In part 1 of this mini-series I wrote about data skew and the problems it can cause with parameters. In part 2, I looked at what happens when the optimiser can’t sniff values. In this post, I’m going to look at a third thing that can cause parameter sniffing problems. It’s fairly obvious once you know about it, but the first time it was pointed out to me I was a little surprised.
So, to recap. When the query optimiser gets a stored procedure to compile, it knows the values of any parameter passed to that procedure. It will then compile the procedure and optimise the queries based upon the value of those parameters. The optimiser cannot sniff the values of variables, because the values of the variables have not been set at the time that the procedure is optimised.
I’m going to use the same sample code and data as in the first article, to keep things consistent.
From the tests that were done before, I know that the query
select * from largetable where somestring = 'zzz'

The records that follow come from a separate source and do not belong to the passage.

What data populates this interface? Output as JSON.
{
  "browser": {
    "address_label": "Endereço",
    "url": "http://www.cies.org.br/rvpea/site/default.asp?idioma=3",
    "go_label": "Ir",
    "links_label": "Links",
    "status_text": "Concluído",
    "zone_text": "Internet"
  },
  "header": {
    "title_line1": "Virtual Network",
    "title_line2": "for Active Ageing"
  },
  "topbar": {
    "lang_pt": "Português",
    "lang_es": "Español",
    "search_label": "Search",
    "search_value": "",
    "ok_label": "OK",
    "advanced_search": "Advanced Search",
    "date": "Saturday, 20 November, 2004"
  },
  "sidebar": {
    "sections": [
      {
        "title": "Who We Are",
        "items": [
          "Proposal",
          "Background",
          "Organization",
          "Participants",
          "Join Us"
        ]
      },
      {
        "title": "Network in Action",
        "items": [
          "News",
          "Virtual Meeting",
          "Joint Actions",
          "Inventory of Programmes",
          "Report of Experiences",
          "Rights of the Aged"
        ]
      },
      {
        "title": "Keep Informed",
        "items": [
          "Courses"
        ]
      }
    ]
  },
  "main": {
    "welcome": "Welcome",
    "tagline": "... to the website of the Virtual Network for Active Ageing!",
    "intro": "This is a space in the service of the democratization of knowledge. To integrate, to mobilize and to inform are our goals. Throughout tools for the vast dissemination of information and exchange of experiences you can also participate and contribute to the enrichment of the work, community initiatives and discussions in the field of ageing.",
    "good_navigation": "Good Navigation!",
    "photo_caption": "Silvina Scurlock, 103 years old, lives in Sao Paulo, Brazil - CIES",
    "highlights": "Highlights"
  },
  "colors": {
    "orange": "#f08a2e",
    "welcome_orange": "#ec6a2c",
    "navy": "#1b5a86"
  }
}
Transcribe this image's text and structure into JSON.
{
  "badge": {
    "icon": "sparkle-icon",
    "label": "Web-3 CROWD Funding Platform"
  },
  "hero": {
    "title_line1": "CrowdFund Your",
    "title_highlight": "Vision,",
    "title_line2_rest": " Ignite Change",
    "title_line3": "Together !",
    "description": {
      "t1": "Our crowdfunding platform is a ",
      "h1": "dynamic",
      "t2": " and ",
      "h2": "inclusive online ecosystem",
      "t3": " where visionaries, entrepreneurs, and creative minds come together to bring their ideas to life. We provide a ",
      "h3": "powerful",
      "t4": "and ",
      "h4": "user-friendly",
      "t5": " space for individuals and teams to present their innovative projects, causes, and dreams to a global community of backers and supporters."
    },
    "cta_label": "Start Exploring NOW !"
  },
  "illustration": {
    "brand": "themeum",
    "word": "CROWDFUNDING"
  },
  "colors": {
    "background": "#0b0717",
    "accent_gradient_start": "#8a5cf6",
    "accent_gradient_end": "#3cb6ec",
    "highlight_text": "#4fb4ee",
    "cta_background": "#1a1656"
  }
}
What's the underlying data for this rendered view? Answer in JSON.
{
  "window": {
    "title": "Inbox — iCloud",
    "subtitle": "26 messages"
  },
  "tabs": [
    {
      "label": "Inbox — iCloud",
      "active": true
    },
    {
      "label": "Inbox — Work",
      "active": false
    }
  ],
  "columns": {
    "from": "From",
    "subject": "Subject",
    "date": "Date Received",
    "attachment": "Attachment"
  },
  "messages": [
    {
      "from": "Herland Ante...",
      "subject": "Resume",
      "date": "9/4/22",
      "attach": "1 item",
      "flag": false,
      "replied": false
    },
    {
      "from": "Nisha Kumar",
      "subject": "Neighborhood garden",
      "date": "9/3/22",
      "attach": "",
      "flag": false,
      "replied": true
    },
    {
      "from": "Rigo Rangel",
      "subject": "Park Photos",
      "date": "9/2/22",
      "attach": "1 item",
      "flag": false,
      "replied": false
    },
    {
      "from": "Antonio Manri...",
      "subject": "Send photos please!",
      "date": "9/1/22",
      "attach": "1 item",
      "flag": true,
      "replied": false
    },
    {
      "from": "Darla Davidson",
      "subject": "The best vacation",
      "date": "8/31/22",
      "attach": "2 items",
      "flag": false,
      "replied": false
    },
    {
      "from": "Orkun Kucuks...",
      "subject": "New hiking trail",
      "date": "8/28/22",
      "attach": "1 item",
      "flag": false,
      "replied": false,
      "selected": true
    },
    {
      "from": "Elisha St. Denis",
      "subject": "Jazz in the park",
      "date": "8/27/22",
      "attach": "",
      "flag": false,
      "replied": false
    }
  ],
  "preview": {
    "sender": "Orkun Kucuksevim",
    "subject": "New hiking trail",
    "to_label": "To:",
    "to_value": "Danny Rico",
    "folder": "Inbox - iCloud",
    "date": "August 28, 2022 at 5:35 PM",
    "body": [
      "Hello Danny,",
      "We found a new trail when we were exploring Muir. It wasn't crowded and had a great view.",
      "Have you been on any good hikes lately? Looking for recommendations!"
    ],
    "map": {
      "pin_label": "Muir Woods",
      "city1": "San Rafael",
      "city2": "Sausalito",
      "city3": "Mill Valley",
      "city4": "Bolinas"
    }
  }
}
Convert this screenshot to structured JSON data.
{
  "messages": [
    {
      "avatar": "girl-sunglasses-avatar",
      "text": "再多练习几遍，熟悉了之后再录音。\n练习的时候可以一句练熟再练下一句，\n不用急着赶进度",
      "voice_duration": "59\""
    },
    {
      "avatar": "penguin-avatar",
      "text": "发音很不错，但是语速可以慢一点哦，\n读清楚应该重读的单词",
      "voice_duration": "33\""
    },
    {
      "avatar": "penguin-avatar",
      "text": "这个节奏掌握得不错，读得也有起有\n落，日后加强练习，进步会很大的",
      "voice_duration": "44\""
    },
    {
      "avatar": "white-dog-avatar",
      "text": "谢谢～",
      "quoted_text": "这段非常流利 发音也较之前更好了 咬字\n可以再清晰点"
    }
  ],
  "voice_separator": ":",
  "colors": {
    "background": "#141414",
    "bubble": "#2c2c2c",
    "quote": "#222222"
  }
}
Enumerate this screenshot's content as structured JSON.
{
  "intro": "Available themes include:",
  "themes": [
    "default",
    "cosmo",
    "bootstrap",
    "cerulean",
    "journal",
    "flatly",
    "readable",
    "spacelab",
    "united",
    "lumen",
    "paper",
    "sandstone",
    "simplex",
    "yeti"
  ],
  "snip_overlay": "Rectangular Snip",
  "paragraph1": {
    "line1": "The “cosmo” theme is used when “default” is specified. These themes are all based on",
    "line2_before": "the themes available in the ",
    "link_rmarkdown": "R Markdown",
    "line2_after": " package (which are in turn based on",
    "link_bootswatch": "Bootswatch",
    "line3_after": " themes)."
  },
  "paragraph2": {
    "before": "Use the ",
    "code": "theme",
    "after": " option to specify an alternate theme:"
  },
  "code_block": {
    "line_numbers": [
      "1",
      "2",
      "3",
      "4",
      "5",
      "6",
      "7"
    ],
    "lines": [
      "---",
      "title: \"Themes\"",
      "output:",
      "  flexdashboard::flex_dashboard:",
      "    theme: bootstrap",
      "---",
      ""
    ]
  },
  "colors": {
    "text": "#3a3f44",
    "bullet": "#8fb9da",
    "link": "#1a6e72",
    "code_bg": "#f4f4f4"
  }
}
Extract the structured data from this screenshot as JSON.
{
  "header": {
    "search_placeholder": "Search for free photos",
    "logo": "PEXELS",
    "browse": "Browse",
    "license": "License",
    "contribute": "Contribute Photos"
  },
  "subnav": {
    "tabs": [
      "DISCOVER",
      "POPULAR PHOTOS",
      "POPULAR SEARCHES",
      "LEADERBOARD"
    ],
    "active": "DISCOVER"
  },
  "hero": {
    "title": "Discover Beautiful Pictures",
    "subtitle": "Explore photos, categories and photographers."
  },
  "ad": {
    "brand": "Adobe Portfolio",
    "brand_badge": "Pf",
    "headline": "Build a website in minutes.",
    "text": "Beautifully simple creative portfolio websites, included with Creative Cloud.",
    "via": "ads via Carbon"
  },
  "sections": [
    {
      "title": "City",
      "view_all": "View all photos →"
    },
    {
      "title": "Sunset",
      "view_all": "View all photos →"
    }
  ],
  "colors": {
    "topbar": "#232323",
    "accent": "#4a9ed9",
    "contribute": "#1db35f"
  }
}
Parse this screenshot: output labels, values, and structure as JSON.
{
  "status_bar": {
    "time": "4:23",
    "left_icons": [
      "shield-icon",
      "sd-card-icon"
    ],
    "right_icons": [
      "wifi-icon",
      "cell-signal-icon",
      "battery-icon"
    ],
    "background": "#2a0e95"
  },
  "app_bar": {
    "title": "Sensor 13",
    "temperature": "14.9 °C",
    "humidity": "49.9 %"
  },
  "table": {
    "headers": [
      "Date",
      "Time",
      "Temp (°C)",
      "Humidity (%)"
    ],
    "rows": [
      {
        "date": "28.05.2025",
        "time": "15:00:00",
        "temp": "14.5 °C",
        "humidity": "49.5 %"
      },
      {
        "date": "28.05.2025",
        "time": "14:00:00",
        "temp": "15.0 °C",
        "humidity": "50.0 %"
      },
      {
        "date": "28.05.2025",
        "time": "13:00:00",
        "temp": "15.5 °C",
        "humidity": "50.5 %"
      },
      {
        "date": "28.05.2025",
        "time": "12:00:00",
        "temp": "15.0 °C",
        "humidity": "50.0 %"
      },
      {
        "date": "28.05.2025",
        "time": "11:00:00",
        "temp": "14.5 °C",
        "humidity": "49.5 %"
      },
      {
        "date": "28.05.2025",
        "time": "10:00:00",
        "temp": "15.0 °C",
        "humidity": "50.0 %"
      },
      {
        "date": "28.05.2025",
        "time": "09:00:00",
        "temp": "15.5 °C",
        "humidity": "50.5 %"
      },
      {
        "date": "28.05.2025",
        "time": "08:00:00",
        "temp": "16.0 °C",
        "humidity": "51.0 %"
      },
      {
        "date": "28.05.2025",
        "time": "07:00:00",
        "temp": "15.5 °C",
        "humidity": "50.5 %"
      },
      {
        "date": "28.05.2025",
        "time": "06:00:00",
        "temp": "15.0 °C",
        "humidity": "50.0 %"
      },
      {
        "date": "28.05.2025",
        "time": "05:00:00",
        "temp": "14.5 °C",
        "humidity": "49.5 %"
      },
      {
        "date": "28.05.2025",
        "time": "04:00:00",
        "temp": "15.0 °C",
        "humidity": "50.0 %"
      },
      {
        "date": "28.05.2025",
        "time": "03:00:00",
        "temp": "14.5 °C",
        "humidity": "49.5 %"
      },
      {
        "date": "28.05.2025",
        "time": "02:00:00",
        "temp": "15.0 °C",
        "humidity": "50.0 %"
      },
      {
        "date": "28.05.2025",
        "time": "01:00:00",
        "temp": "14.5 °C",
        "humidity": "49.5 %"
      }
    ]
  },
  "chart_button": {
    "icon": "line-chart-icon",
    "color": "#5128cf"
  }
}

executes optimally with an index seek and returns 9 rows. Likewise, I know that the query
select * from largetable where somestring = 'abc'
executes optimally with a clustered index scan and returns 1667 rows.
Now, let’s see if I can get the optimiser to make the wrong choice.
CREATE PROCEDURE TestSniffing3 @StringVar VARCHAR(10) AS IF @StringVar not like 'a%' SET @StringVar = 'abc' SELECT * from largetable where somestring = @StringVar GO
Looks simple enough. It the parameter isn’t within a certain range, set it to some default value. This kind of stored proc construction isn’t unusual. I often see it in search procs. Pass in a NULL if you want all rows to match. Let’s see what the optimiser makes of it.
EXEC TestSniffing3 'zzz'
It returns 1667 rows, as expected. Now take a look at the execution plan. It’s doing an index seek. Not what was expected and not optimal. On my machine the key lookup’s in at 87% of the query.
So, what went wrong?
A look at the properties of the index seek give a clue. Estimated rows – 9 actual rows – 1667. The xml form of the execution plan give another clue.
<ColumnReference Column="@StringVar" ParameterCompiledValue="'zzz'" ParameterRuntimeValue="'abc'" />
When this procedure was compiled, the value of the parameter was ‘zzz’. The optimiser compiled a plan optimal for that value. It didn’t and couldn’t know that the parameter was going to change within the stored procedure before the query was executed.
This is something that can really bite badly. There often doesn’t appear to be a good reason for the plan to be wrong. Most people don’t go reading the raw XML of the execution plans, for good reason. It esspecially needs to be ketp in mind on procs that have multiple optional parameters, like the following
create procedure DoSearch @var1 varchar(10) = NULL, @var2 varchar(10) = NULL AS IF @var1 is null @var1 = '%' IF @var2 is null @var2 = '%' SELECT * FROM SomeBigTable WHERE Col1 like @var1 AND Col2 LIKE @var2 GO
If, when the proc is first compiled, either of the parameters is NULL, SQL will compile a plan optimal for no rows because a LIKE NULL will not match anything. If the query then goes on to match the entire table, the plan is not going to be very optimal at all.
That I think concludes the short series on parameter sniffing. As always, I’m interested in hearing other people’s take on these problems and their favourite solutions.